Here you are, @pokeharvest - Ooh, you should write a Scotty one where the reader is in engineering and names all the little parts of the ship, and at first Scotty is like “woah and people think I’m nuts about the Enterprise” but then he finds himself joining in on it, confusing everyone else
Word Count: 2007
Author’s Note: I took a few liberties with your request. I hope you enjoy it! PS, TOS Enterprise is approximately ⅓ the size of AOS Enterprise. Despite the fact that my blueprints allow for 250 crew on the Enterprise, TOS Bones once said there was 430-ish people on the Enterprise, so there’s obviously some wiggle room in interpreting size. That means AOS Enterprise could have a crew of 750-1200, depending, but I couldn’t find a definitive answer. Also, aside from size, no new specs on AOS Enterprise. So I had to do a little faking. The swimming pool and bowling alley are totally on the blueprints I have of TOS Enterprise though, they just have nothing really to do with the work of an engineer. Also, I hope I didn’t vilify poor Appleton too much. I’ve been dealing with a bully at work, and it just… bubbled over into the story. P.S. The best part of this was trying to find a song about how currents work, and re-discovering School House Rock’s Electricity.
“Mr. Scott, this ship is huge.

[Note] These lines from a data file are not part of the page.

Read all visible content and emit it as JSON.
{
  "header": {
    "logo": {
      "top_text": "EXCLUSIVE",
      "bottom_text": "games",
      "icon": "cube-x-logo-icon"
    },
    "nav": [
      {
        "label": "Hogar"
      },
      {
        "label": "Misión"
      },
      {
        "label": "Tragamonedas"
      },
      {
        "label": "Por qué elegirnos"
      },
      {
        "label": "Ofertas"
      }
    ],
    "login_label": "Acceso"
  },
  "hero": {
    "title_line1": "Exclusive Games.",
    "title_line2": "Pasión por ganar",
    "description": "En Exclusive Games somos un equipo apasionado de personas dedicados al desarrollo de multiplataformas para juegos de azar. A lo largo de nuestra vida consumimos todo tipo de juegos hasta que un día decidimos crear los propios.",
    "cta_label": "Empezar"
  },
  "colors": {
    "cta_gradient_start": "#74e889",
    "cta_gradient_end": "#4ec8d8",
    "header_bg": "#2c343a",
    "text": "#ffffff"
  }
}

I’m worried I’m going to get lost,” one of the other newly assigned grads blinked her eyelashes in a show of wide-eyed innocence that made you want to gag. Montgomery Scott, Chief Engineer on the U.S.S. Enterprise, quirked an eyebrow and turned to face her.
“Aye, lass. She’s a little over 700 metres in length -”
“725, sir,” you interrupted. You couldn’t help yourself. You’d spent most of your last year at the Academy fantasizing about being assigned to the fleet’s flagship. Studying the Enterprise specs had been your geeky little secret hobby. Stepping off the shuttle onto her had felt like coming home. There was nothing out of place. It looked exactly as you’d imagined, you suspected largely in part thanks to the handsome Scotsman standing at the head of your Engineering bay orientation. His blue eyes flicked over to assess you, and the hint of a smile lit his face.
“I love the enthusiasm of new grads,” he grinned. “Thank you, Ensign?”
“Y/L/N,” you provided. Ensign Eyelashes glared at you for the rest of the orientation, obviously angry that you’d distracted Mr. Scott’s attention.